|May incur additional expenses for printing physical certificates
|Efficient and accurate electronic record-keeping
|Manual record-keeping of physical certificates
|Faster and more efficient electronic transactions
|Delays in processing physical share transactions
|Electronic shares can be easily transferred between accounts
|Physical shares require cumbersome transfer processes
|Facilitates seamless trading on stock exchanges
|Limited integration in electronic trading platforms
We hope that you are clear about the topic. But there is more to learn and explore when it comes to the stock market, and hence we bring you the important topics and areas that you should know:
What Is Dematerialisation – Quick Summary
- The term ‘dematerialisation’ in finance symbolizes the transformation of physical financial instruments, such as share certificates or bonds, into electronic form for easy handling, transfer, and record-keeping.
- The process of dematerialisation involves several steps, including opening a demat account, surrendering physical shares to the DP, verification by the registrar, and conversion to digital format.
- There are numerous advantages to dematerialisation, including easy accessibility, quick transfers, reduced risks, cost-efficiency, and increased liquidity.
- Dematerialisation and rematerialisation represent opposite processes. While dematerialisation converts physical shares into digital format, rematerialisation converts digital shares back into physical form.
- To increase your financial standing, start your investment journey with Aliceblue.
Dematerialisation Meaning – FAQ
1. What is the meaning of dematerialisation?
Dematerialization is the process of turning physical securities into digital ones, which makes them easier to manage, move, and keep track of.
2. What is an example of dematerialization?
An example of dematerialisation is converting physical shares of Infosys into a digital format, which are then stored in a demat account with a Depository Participant, such as Alice Blue.
3. What are the two types of demat account?
The two types of demat accounts are:
- Regular Demat accounts for Indian residents and
- Repatriable Demat accounts for Non-Resident Indians (NRIs).
4. What is the full form of demat?
The full form of ‘demat’ is ‘Dematerialised Account.’ It refers to a process or a mode wherein physical securities are converted into digital format.
5. What is the difference between physical share and demat share?

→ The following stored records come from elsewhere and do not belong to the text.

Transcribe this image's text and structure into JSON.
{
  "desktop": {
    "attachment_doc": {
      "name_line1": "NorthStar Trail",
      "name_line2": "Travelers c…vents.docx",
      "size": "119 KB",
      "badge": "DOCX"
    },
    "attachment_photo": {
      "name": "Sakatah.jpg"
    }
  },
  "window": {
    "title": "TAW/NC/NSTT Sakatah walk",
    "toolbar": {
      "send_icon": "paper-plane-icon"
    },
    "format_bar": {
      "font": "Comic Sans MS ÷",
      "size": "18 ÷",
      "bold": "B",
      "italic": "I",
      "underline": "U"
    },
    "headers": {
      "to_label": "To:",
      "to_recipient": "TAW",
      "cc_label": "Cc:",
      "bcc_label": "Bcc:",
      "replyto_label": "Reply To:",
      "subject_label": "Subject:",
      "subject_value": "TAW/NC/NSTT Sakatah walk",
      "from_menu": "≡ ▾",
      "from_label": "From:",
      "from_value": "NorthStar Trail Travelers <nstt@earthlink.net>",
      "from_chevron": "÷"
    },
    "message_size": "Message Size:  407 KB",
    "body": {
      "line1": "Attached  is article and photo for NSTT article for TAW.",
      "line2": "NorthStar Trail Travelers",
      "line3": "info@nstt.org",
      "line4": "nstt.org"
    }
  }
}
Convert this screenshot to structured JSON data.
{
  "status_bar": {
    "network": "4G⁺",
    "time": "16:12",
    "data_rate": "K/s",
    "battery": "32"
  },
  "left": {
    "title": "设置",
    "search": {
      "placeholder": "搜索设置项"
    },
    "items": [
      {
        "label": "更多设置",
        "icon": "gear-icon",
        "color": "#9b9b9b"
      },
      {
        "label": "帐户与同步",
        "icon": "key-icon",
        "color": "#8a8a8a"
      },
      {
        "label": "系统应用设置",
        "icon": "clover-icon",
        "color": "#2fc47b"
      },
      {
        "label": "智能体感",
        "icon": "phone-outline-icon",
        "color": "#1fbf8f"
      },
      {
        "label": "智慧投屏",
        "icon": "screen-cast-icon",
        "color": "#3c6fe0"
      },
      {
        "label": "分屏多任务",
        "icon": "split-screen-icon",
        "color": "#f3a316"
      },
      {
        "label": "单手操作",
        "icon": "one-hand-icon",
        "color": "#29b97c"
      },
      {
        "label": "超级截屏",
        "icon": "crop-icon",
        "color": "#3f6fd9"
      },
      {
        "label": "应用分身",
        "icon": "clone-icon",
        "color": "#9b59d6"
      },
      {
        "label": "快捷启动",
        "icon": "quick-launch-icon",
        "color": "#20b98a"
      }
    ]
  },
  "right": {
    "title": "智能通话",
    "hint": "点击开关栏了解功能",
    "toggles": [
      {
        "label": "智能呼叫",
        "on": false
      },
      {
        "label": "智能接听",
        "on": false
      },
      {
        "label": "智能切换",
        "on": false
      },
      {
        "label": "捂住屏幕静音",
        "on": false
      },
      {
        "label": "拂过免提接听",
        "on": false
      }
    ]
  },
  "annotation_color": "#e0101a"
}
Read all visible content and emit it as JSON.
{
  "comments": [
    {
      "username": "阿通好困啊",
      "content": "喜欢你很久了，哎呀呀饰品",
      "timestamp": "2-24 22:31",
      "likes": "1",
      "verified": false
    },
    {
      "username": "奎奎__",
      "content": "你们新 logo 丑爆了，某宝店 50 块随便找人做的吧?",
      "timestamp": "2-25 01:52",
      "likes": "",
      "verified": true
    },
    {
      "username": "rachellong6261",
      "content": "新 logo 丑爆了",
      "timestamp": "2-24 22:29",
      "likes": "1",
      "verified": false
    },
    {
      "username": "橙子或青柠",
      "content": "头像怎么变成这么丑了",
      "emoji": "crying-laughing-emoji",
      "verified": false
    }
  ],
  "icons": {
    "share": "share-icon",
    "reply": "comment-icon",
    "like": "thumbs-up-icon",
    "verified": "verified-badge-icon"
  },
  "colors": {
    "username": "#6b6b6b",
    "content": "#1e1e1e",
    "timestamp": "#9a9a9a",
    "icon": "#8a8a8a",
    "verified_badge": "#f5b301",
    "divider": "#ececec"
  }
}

The primary difference between physical share and demat share is that physical shares are securities held in a physical, paper format. In contrast, demat shares refer to securities that have been digitized and held in an electronic form in a demat account.